Exercise goal:
Every entry, start to finish, should be printed verbatim without pictures.

Data section:
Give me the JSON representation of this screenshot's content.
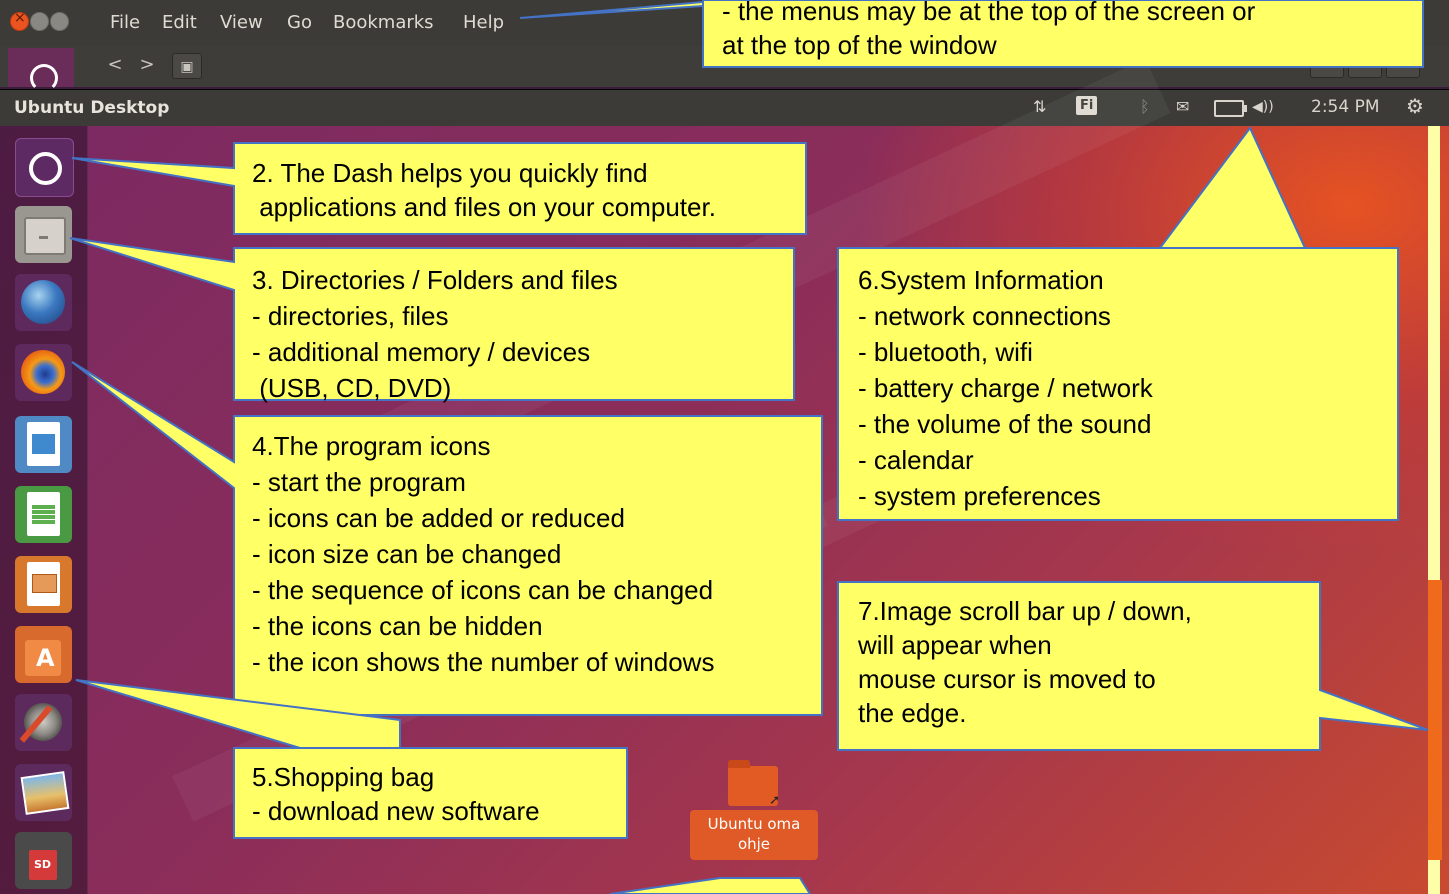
{
  "topwindow": {
    "menus": [
      "File",
      "Edit",
      "View",
      "Go",
      "Bookmarks",
      "Help"
    ],
    "nav_back": "<",
    "nav_forward": ">",
    "view_icon": "location-icon"
  },
  "panel": {
    "title": "Ubuntu Desktop",
    "network_icon": "⇅",
    "keyboard": "Fi",
    "bluetooth_icon": "bluetooth-icon",
    "mail_icon": "✉",
    "volume_icon": "◀))",
    "clock": "2:54 PM",
    "settings_icon": "gear-icon"
  },
  "launcher": {
    "items": [
      "dash",
      "files",
      "thunderbird",
      "firefox",
      "writer",
      "calc",
      "impress",
      "software-center",
      "settings",
      "photos",
      "sd-card"
    ]
  },
  "desktop_item": {
    "label_line1": "Ubuntu oma",
    "label_line2": "ohje"
  },
  "callouts": {
    "menu_note": {
      "line1": "- the menus may be at the top of the screen or",
      "line2": "at the top of the window"
    },
    "dash": {
      "line1": "2. The Dash helps you quickly find",
      "line2": " applications and files on your computer."
    },
    "folders": {
      "line1": "3. Directories / Folders and files",
      "line2": "- directories, files",
      "line3": "- additional memory / devices",
      "line4": " (USB, CD, DVD)"
    },
    "programs": {
      "line1": "4.The program icons",
      "line2": "- start the program",
      "line3": "- icons can be added or reduced",
      "line4": "- icon size can be changed",
      "line5": "- the sequence of icons can be changed",
      "line6": "- the icons can be hidden",
      "line7": "- the icon shows the number of windows"
    },
    "shopping": {
      "line1": "5.Shopping bag",
      "line2": "- download new software"
    },
    "system": {
      "line1": "6.System Information",
      "line2": "- network connections",
      "line3": "- bluetooth, wifi",
      "line4": "- battery charge / network",
      "line5": "- the volume of the sound",
      "line6": "- calendar",
      "line7": "- system preferences"
    },
    "scrollbar": {
      "line1": "7.Image scroll bar up / down,",
      "line2": "will appear when",
      "line3": "mouse cursor is moved to",
      "line4": "the edge."
    }
  },
  "colors": {
    "callout_fill": "#ffff66",
    "callout_border": "#4472c4",
    "ubuntu_orange": "#e95420",
    "panel_bg": "#3c3b37"
  }
}
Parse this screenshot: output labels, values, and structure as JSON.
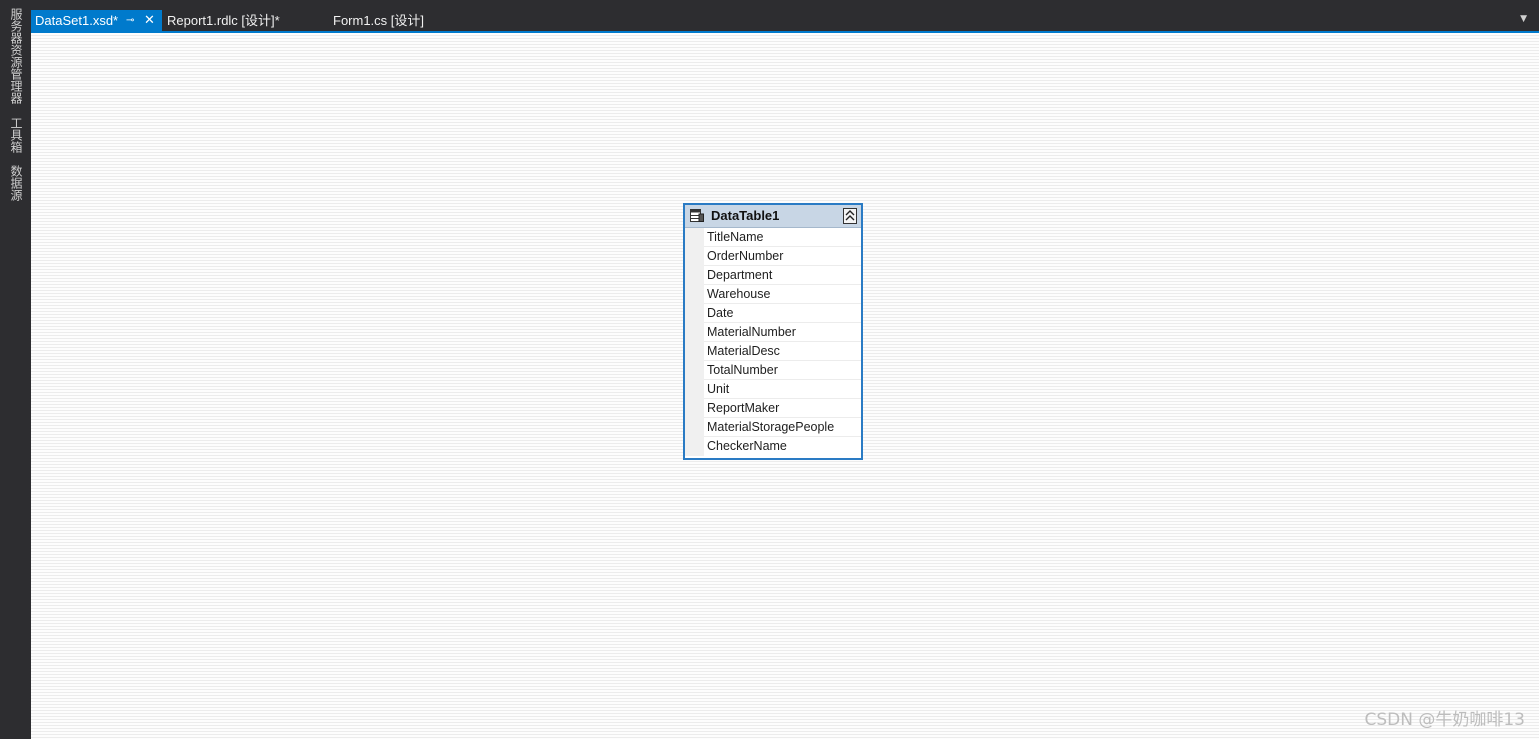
{
  "side_strip": {
    "items": [
      "服务器资源管理器",
      "工具箱",
      "数据源"
    ]
  },
  "tabs": [
    {
      "label": "DataSet1.xsd*",
      "active": true
    },
    {
      "label": "Report1.rdlc [设计]*",
      "active": false
    },
    {
      "label": "Form1.cs [设计]",
      "active": false
    }
  ],
  "tab_icons": {
    "pin": "⊸",
    "close": "✕",
    "dropdown": "▼"
  },
  "datatable": {
    "title": "DataTable1",
    "collapse_glyph": "︽",
    "columns": [
      "TitleName",
      "OrderNumber",
      "Department",
      "Warehouse",
      "Date",
      "MaterialNumber",
      "MaterialDesc",
      "TotalNumber",
      "Unit",
      "ReportMaker",
      "MaterialStoragePeople",
      "CheckerName"
    ]
  },
  "watermark": "CSDN @牛奶咖啡13",
  "colors": {
    "accent": "#007acc",
    "chrome": "#2d2d30",
    "table_border": "#2a7bc4",
    "table_header": "#c8d6e5"
  }
}
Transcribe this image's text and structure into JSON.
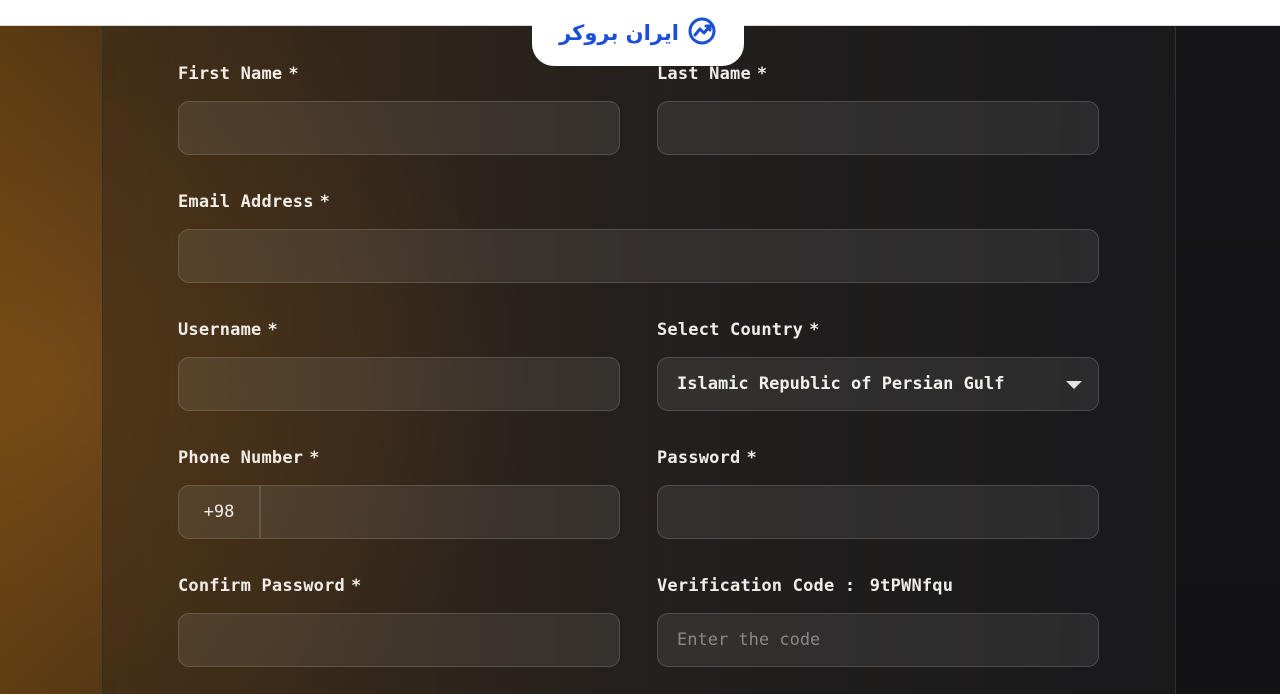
{
  "brand": {
    "logo_text": "ایران بروکر",
    "accent": "#1b4fd8"
  },
  "form": {
    "first_name": {
      "label": "First Name",
      "required": "*",
      "value": ""
    },
    "last_name": {
      "label": "Last Name",
      "required": "*",
      "value": ""
    },
    "email": {
      "label": "Email Address",
      "required": "*",
      "value": ""
    },
    "username": {
      "label": "Username",
      "required": "*",
      "value": ""
    },
    "country": {
      "label": "Select Country",
      "required": "*",
      "selected": "Islamic Republic of Persian Gulf"
    },
    "phone": {
      "label": "Phone Number",
      "required": "*",
      "prefix": "+98",
      "value": ""
    },
    "password": {
      "label": "Password",
      "required": "*",
      "value": ""
    },
    "confirm_password": {
      "label": "Confirm Password",
      "required": "*",
      "value": ""
    },
    "verification": {
      "label": "Verification Code :",
      "code": "9tPWNfqu",
      "placeholder": "Enter the code",
      "value": ""
    }
  }
}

Answer area:
Give me the JSON representation of this screenshot's content.
{
  "topwindow": {
    "menus": [
      "File",
      "Edit",
      "View",
      "Go",
      "Bookmarks",
      "Help"
    ],
    "nav_back": "<",
    "nav_forward": ">",
    "view_icon": "location-icon"
  },
  "panel": {
    "title": "Ubuntu Desktop",
    "network_icon": "⇅",
    "keyboard": "Fi",
    "bluetooth_icon": "bluetooth-icon",
    "mail_icon": "✉",
    "volume_icon": "◀))",
    "clock": "2:54 PM",
    "settings_icon": "gear-icon"
  },
  "launcher": {
    "items": [
      "dash",
      "files",
      "thunderbird",
      "firefox",
      "writer",
      "calc",
      "impress",
      "software-center",
      "settings",
      "photos",
      "sd-card"
    ]
  },
  "desktop_item": {
    "label_line1": "Ubuntu oma",
    "label_line2": "ohje"
  },
  "callouts": {
    "menu_note": {
      "line1": "- the menus may be at the top of the screen or",
      "line2": "at the top of the window"
    },
    "dash": {
      "line1": "2. The Dash helps you quickly find",
      "line2": " applications and files on your computer."
    },
    "folders": {
      "line1": "3. Directories / Folders and files",
      "line2": "- directories, files",
      "line3": "- additional memory / devices",
      "line4": " (USB, CD, DVD)"
    },
    "programs": {
      "line1": "4.The program icons",
      "line2": "- start the program",
      "line3": "- icons can be added or reduced",
      "line4": "- icon size can be changed",
      "line5": "- the sequence of icons can be changed",
      "line6": "- the icons can be hidden",
      "line7": "- the icon shows the number of windows"
    },
    "shopping": {
      "line1": "5.Shopping bag",
      "line2": "- download new software"
    },
    "system": {
      "line1": "6.System Information",
      "line2": "- network connections",
      "line3": "- bluetooth, wifi",
      "line4": "- battery charge / network",
      "line5": "- the volume of the sound",
      "line6": "- calendar",
      "line7": "- system preferences"
    },
    "scrollbar": {
      "line1": "7.Image scroll bar up / down,",
      "line2": "will appear when",
      "line3": "mouse cursor is moved to",
      "line4": "the edge."
    }
  },
  "colors": {
    "callout_fill": "#ffff66",
    "callout_border": "#4472c4",
    "ubuntu_orange": "#e95420",
    "panel_bg": "#3c3b37"
  }
}
Parse this screenshot: output labels, values, and structure as JSON.
{
  "side_strip": {
    "items": [
      "服务器资源管理器",
      "工具箱",
      "数据源"
    ]
  },
  "tabs": [
    {
      "label": "DataSet1.xsd*",
      "active": true
    },
    {
      "label": "Report1.rdlc [设计]*",
      "active": false
    },
    {
      "label": "Form1.cs [设计]",
      "active": false
    }
  ],
  "tab_icons": {
    "pin": "⊸",
    "close": "✕",
    "dropdown": "▼"
  },
  "datatable": {
    "title": "DataTable1",
    "collapse_glyph": "︽",
    "columns": [
      "TitleName",
      "OrderNumber",
      "Department",
      "Warehouse",
      "Date",
      "MaterialNumber",
      "MaterialDesc",
      "TotalNumber",
      "Unit",
      "ReportMaker",
      "MaterialStoragePeople",
      "CheckerName"
    ]
  },
  "watermark": "CSDN @牛奶咖啡13",
  "colors": {
    "accent": "#007acc",
    "chrome": "#2d2d30",
    "table_border": "#2a7bc4",
    "table_header": "#c8d6e5"
  }
}
Transcribe this image's text and structure into JSON.
{
  "brand": {
    "logo_text": "ایران بروکر",
    "accent": "#1b4fd8"
  },
  "form": {
    "first_name": {
      "label": "First Name",
      "required": "*",
      "value": ""
    },
    "last_name": {
      "label": "Last Name",
      "required": "*",
      "value": ""
    },
    "email": {
      "label": "Email Address",
      "required": "*",
      "value": ""
    },
    "username": {
      "label": "Username",
      "required": "*",
      "value": ""
    },
    "country": {
      "label": "Select Country",
      "required": "*",
      "selected": "Islamic Republic of Persian Gulf"
    },
    "phone": {
      "label": "Phone Number",
      "required": "*",
      "prefix": "+98",
      "value": ""
    },
    "password": {
      "label": "Password",
      "required": "*",
      "value": ""
    },
    "confirm_password": {
      "label": "Confirm Password",
      "required": "*",
      "value": ""
    },
    "verification": {
      "label": "Verification Code :",
      "code": "9tPWNfqu",
      "placeholder": "Enter the code",
      "value": ""
    }
  }
}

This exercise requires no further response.